Thinking that George got away to Tahiti, the Baboon says, “this kid got away with his soul” (Scene 4, p. 42). Though Garga fights for his integrity, the fight uses up everything he has, and it is dubious that he comes out on top, after all.
At one point Garga admits, “We aren’t free” (Scene 3, p. 35). When the human child grows up, he finds out “he’s already been consecrated, paid for, stamped and sold at a good price, so he isn’t even free to go and drown himself” (Scene 3, p. 35). The existential despair of the characters at the meaningless human condition is expressed in various ways. A hotel proprietor known simply as the Worm says that all people are “suckers for dreams out of nothing but paper; they fall for it like a ton of bricks” (Scene 5, p. 49). When George is busy fighting for his freedom, Marie says to him that they should just go home: “It’s all a big joke, and you just don’t understand it” (Scene 2, p. 28). When the Garga money falls through and George goes to jail, George’s mother says, “a human being can suddenly be damned, thrown into hell. They decide it in heaven” (Scene 7, p. 67). She gives up on thinking that things make sense or will work out. She leaves the family and goes to scrub floors. George taunts her about “all the good people, all the other good people” who do their duty, as if that will save them (Scene 3, p. 36). He speaks of life as “the Black Hole” where people cannot get out because their “desires are too weak” (Scene 5, p. 53).
When Marie is getting to know Shlink and falling in love with him, she asks him how he got to be so hard: “When did you get this sickness?” (Scene 4, p. 43). He says he got it as a boy on a junk in the Yangtze River when the master “stepped on our faces, trod them down. And at night we were too weary to turn them away” (Scene 4, p. 44). The sickness is the despair humans feel at their powerlessness. Life is a struggle without meaning. The Baboon (pimp) asks Jane if she knows her catechism. She replies: “It’s getting worse, it’s getting worse, it’s getting worse” (Scene 4, p. 44).

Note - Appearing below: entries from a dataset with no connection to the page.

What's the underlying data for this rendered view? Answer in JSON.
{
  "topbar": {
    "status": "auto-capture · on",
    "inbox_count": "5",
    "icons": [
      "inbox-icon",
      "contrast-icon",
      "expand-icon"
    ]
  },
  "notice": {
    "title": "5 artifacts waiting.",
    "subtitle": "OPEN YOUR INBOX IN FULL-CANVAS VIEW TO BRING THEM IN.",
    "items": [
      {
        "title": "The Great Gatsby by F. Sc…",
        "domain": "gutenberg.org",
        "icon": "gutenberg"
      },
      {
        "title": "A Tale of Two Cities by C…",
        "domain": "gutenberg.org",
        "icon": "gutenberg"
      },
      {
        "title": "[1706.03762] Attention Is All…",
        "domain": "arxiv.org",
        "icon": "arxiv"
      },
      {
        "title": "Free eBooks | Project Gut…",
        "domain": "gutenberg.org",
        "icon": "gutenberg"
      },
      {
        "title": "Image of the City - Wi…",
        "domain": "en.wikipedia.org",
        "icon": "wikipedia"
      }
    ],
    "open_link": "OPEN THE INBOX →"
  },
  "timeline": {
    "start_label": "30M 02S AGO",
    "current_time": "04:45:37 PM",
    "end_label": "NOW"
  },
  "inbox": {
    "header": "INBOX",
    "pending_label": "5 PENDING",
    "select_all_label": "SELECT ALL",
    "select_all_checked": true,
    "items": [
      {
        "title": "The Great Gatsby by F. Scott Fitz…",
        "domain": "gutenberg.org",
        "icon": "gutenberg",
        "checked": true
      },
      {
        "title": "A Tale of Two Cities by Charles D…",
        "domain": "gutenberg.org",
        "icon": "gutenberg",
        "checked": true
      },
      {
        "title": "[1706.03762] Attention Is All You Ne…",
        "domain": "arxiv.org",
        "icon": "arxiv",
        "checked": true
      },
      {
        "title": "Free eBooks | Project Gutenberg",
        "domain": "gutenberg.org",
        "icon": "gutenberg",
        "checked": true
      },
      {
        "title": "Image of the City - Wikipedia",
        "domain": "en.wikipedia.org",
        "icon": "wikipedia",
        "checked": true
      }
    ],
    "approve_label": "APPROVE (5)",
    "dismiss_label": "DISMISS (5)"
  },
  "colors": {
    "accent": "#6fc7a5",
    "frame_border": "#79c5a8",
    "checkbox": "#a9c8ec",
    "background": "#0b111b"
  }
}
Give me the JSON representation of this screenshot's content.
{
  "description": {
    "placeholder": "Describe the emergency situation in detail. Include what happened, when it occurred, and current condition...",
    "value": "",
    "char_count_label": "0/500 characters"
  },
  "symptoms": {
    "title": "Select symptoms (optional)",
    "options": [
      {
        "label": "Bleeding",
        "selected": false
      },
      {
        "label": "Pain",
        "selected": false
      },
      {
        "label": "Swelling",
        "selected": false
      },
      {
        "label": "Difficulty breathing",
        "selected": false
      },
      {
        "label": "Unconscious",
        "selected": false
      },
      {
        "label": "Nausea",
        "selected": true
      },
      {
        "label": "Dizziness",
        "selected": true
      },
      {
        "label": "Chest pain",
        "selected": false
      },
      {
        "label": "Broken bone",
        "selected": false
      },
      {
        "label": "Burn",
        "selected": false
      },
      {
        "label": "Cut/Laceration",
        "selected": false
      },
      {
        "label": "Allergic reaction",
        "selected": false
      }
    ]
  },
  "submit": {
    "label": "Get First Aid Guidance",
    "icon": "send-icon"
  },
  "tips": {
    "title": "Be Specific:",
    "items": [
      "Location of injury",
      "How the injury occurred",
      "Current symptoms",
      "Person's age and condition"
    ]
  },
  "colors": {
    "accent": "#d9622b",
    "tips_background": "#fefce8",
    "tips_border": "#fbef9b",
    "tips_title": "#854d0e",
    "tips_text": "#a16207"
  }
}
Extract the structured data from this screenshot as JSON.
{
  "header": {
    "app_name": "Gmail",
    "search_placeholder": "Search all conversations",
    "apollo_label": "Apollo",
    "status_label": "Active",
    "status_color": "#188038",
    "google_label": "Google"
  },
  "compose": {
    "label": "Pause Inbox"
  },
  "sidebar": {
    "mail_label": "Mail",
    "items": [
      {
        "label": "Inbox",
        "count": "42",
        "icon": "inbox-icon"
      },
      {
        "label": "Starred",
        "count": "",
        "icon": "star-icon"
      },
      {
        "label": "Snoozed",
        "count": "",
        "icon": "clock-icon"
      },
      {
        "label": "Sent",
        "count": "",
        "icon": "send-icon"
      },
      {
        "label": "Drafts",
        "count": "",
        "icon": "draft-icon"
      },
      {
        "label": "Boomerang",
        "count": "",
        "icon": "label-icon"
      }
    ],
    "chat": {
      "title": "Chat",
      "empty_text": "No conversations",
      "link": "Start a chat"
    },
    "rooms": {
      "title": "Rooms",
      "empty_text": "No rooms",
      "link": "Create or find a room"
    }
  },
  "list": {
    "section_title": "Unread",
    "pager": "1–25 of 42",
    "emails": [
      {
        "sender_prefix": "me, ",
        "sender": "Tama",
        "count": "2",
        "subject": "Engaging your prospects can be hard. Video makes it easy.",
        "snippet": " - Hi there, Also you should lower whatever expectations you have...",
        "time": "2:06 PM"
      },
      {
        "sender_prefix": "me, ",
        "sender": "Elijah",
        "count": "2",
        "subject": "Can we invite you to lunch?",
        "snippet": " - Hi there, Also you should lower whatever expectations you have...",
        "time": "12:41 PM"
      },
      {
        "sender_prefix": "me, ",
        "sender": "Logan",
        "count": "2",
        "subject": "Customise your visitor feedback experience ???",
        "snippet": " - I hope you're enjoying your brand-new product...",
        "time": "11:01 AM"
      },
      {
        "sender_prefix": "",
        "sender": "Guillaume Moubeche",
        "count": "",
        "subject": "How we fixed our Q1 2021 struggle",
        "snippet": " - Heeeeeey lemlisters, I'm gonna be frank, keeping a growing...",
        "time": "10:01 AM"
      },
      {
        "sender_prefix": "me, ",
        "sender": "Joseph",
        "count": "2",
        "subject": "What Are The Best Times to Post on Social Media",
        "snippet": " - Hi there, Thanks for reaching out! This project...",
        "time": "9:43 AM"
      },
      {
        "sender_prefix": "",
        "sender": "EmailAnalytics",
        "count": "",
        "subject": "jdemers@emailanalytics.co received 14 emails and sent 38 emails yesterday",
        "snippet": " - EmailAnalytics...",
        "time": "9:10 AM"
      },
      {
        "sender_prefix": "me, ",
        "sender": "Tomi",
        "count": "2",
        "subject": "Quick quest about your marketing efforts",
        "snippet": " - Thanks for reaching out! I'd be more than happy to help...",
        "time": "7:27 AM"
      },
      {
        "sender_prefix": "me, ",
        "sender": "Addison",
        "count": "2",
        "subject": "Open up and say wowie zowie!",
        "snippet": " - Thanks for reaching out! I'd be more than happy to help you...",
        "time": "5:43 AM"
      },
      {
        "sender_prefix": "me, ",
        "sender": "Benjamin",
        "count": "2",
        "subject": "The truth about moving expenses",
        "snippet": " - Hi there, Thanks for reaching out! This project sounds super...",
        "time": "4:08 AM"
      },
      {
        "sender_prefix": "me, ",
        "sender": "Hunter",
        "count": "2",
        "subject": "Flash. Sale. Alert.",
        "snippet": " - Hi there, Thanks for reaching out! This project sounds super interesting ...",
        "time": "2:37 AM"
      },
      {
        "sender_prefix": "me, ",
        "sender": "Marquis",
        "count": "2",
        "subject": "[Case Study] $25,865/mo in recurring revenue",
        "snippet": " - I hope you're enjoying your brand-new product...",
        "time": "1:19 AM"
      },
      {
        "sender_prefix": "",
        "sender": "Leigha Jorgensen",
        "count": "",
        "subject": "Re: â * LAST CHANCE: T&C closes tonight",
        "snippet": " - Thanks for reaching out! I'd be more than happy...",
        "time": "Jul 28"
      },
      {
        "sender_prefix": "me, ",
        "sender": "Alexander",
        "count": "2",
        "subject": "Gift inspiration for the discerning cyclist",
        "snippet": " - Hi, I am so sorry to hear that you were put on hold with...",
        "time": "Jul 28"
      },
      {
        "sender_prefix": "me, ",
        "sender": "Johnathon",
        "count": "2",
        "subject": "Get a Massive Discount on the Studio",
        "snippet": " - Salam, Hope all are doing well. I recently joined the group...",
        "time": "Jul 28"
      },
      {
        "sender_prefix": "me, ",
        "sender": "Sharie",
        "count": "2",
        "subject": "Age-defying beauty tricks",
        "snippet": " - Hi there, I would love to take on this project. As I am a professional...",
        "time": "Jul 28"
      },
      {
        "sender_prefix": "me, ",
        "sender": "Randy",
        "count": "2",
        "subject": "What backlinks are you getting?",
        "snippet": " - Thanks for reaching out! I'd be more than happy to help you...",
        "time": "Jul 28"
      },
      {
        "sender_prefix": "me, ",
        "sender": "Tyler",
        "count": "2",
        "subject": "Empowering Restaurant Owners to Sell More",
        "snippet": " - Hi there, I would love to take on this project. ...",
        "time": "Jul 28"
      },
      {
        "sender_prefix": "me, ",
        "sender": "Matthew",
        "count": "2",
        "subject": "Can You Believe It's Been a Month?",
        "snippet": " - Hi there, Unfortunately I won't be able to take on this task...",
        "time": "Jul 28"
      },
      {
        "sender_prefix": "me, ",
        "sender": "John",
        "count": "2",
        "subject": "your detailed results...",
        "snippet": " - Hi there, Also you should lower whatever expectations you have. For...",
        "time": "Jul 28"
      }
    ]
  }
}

The plot is set up as a fight between Shlink and Garga, like in the Westerns, a shoot-out between two cowboys, each intent on being the winner. Garga says to Shlink: “What are you trying to do, start a frontier town all over again? Knives? Guns? Cocktails?” (Scene 1, p. 19). Shlink says, “I declare war on you! I’ll begin the fight by shaking the foundations of your life” (Scene 1, p. 16) Garga agrees to the ethics of “an eye for an eye” (Scene 2, p. 25), but when Shlink asks Garga if he wants to know what it is all about, Garga answers it is enough for him to know Shlink thinks he is tougher and that he wants a fight. The characters keep saying they have guns in their pockets as they confront one another, but Garga accuses Shlink of “staging a metaphysical battle, and leaving a shambles behind” (Scene 5, p. 50). The battle is not about any physical thing, not even money or power. Shlink and his gang want to destroy, not Garga’s body, but his soul, his integrity, his morale. The metaphysical battle is waged like a game that does not make sense in ordinary terms, such as when Shlink signs over his business to Garga in order to corrupt him and make him into a capitalist. In the last confrontation, Garga claims to be the winner because he is younger and has more fight left in him, but Shlink declares, “there will never be an outcome to this fight—never an understanding” (Scene 10, p. 84). He says this because he experiences life as merely a struggle with no purpose. After Shlink dies, Garga says simply, “The chaos has been used up” (Scene 11, p. 90). The fight reaches no conclusion; it dissipates.